*** DATA EXCERPTS ***

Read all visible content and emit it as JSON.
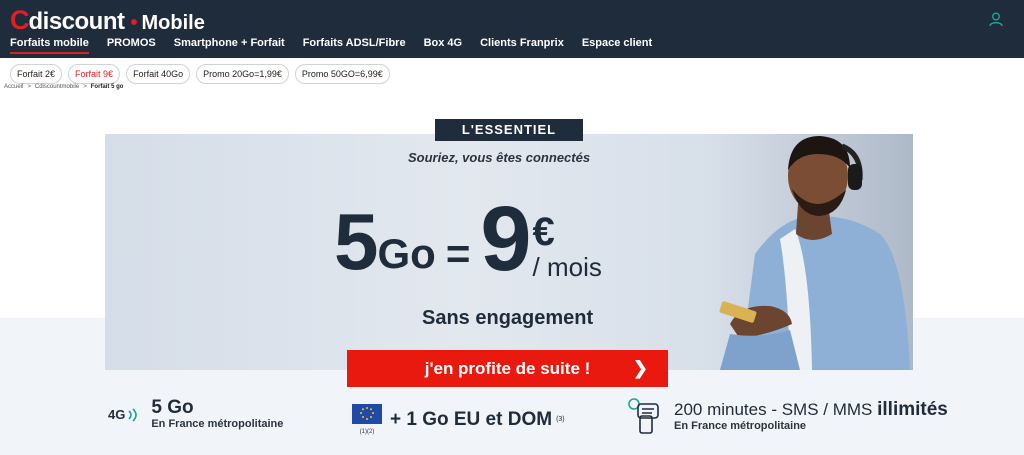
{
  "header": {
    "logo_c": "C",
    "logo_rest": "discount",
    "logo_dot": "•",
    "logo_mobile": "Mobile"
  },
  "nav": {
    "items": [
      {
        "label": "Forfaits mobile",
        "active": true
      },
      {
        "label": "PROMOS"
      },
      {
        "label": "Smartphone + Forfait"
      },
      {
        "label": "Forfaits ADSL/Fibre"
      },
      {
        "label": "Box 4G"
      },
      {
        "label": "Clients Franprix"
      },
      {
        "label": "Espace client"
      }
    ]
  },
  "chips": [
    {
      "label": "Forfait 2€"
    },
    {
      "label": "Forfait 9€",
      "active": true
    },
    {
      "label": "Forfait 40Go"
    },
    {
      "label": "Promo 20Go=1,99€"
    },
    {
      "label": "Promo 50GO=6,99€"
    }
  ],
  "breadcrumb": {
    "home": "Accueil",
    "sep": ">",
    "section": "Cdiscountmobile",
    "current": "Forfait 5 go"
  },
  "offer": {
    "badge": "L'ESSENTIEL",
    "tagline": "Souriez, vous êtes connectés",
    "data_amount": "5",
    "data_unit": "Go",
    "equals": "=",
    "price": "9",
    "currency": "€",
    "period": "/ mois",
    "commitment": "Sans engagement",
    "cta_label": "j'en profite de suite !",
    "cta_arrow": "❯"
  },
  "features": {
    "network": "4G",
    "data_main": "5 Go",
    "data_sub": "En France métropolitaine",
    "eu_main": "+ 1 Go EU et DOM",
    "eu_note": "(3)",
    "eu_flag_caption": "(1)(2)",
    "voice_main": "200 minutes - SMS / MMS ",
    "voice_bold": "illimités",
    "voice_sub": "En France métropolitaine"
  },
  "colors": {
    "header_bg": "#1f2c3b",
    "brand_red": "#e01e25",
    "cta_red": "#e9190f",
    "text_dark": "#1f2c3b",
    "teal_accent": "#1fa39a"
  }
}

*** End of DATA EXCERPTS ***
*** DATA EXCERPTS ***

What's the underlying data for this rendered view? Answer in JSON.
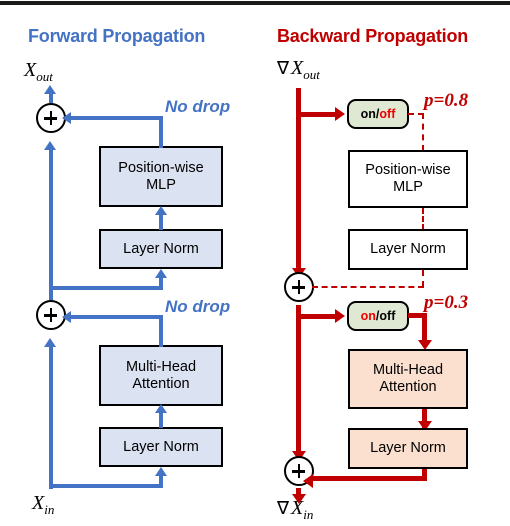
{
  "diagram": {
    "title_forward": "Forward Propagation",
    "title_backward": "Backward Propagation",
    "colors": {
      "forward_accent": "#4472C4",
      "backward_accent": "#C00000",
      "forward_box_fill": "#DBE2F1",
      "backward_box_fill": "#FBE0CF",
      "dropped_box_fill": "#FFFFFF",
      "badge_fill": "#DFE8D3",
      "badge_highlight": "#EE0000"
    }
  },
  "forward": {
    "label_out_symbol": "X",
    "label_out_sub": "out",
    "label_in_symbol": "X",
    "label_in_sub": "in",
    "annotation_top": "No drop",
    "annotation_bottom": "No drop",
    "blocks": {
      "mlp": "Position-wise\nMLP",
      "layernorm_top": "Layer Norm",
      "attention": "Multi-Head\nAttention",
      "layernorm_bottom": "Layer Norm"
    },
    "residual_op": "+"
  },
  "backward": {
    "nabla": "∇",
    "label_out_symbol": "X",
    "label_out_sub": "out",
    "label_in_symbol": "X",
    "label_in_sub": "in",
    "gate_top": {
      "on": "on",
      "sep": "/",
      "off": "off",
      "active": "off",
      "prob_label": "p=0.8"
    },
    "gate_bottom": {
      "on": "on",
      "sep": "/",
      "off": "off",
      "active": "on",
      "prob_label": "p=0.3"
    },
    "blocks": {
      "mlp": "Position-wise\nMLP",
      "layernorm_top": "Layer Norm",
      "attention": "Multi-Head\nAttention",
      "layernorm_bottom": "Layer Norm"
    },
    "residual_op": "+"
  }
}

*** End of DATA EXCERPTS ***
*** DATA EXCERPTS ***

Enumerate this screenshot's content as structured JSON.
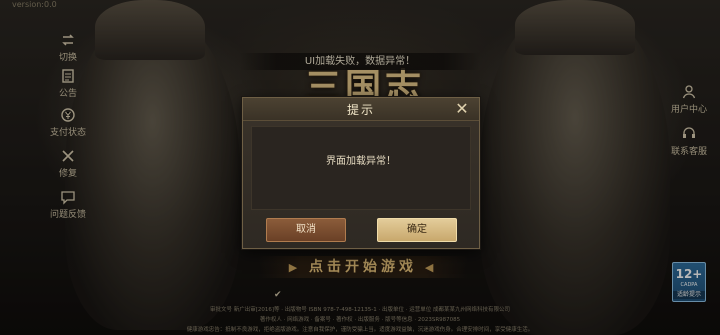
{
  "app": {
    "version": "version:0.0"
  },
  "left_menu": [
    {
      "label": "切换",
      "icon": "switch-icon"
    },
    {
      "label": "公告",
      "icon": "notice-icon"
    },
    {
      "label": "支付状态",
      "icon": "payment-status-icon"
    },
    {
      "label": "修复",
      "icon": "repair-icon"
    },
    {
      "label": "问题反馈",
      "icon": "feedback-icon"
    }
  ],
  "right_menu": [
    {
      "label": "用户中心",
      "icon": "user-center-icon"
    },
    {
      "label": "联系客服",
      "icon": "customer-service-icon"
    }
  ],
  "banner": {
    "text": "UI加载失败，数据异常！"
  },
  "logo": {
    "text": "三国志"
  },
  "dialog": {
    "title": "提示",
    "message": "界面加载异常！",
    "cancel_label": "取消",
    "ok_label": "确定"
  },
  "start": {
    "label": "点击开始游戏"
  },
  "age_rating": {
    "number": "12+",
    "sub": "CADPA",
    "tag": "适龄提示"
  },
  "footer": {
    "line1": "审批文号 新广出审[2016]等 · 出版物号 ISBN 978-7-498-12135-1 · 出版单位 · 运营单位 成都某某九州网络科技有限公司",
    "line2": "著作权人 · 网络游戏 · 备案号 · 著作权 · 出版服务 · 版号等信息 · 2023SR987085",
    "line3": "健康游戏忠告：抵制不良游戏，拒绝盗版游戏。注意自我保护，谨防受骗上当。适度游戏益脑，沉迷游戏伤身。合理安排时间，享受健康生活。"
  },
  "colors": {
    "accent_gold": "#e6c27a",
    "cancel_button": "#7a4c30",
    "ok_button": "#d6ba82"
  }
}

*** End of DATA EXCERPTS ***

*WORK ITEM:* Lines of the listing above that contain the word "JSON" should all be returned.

*ANSWER AREA:*
Read all visible content and emit it as JSON.
What's the underlying data for this rendered view? Answer in JSON.
Enumerate this screenshot's content as structured JSON.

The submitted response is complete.